In order for the body to make SAM-e, a person must have adequate levels of folate (which in turn is made from folic acid, a vitamin) and vitamin B-12. (In fact, adding folate to standard antidepressants may increase their benefit.)

Once it’s made, enzymes interact with SAM-e, causing it to give up a part of its chemical structure called a methyl group. In particular, SAM-e donates methyl groups to cell membranes, to big proteins inside cells and to small ones outside cells like the neurotransmitters serotonin, norepinephrine, and dopamine.

For instance, when lipids in cell membranes are well supplied with methyl groups, the membranes remain elastic, says Bottiglieri. This allows receptors in the membrane, including those for some neurotransmitters involved in depression, to move around as they need to, carrying chemical signals.

Still, nobody really understands how SAM-e might work in depression, so if you try it, do so under a doctor’s supervision, assuming you can find a doctor open-minded enough to read what research is available.

Because SAM-e is poorly understood, don’t try it if you have manic-depression, because some antidepressants may make mania worse. It’s also important to take tablets that are enterically coated so they dissolve in the intestines, not the stomach, where they can be absorbed, and that are foil-wrapped so they do not absorb moisture.

Also make sure that your SAM-e product contains 1,4-butanedislfonate, a stabilizer. If not stabilized, SAM-e products can degrade and become useless. In fact, that’s what happened a decade ago when MGH researchers Fava and Rosenbaum did a SAM-e study with 40 patients.

The study was “a bust,” they say, because the tablets they had ordered from Italy sat unrefrigerated over a hot weekend at Logan airport.

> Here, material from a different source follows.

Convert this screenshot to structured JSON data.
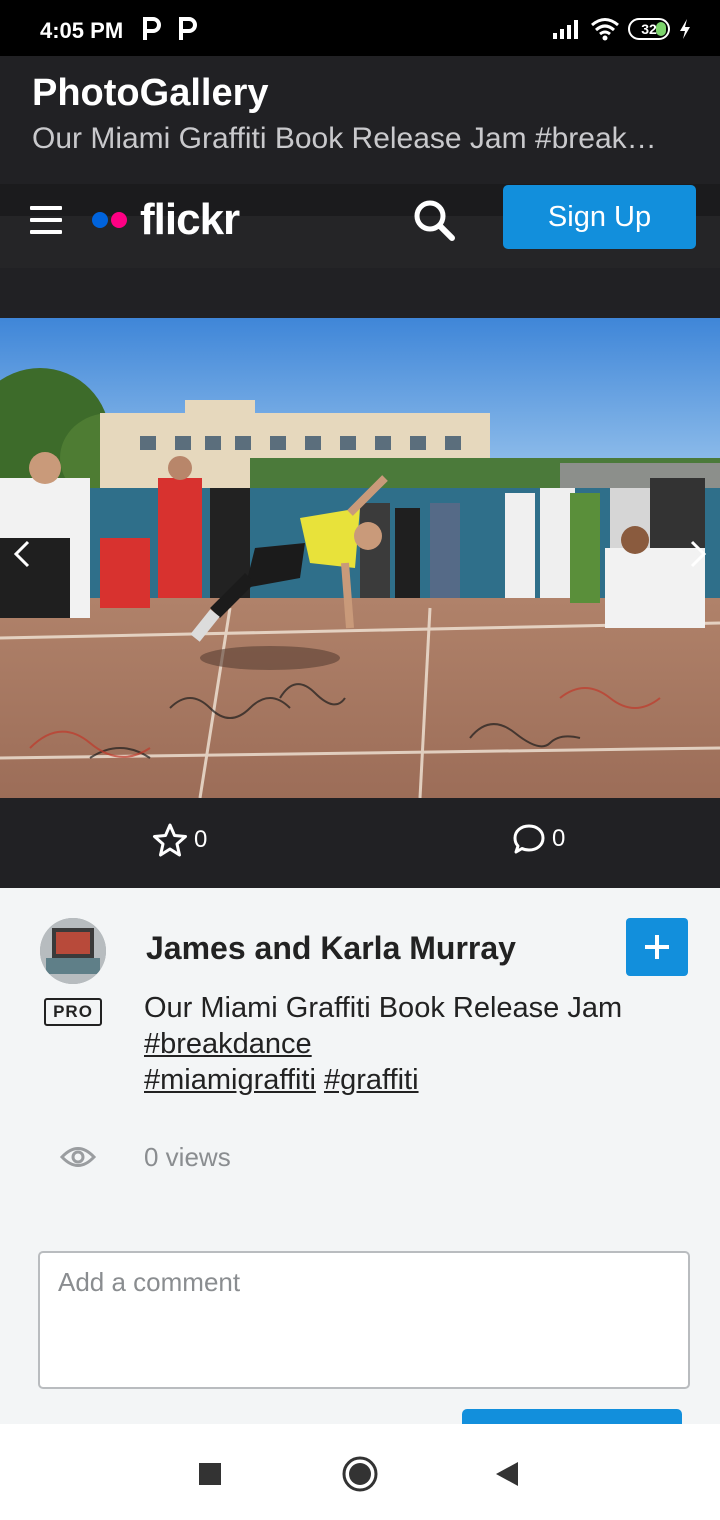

The pills became discolored, suggesting oxidation, and perhaps because of this, patients who took them did no better than those on a placebo.

There’s also a theoretical possibility that SAM-e might raise levels of homocysteine, an amino acid that can raise the risk of heart disease.

And there’s one final caveat. Several US researchers now at the forefront of SAM-e research have in the past or are now planning to do research supported by Nature Made, which sells a SAM-e product.

This does not necessarily mean the researchers are unethical or their findings won’t be credible. But it’s something to chew on.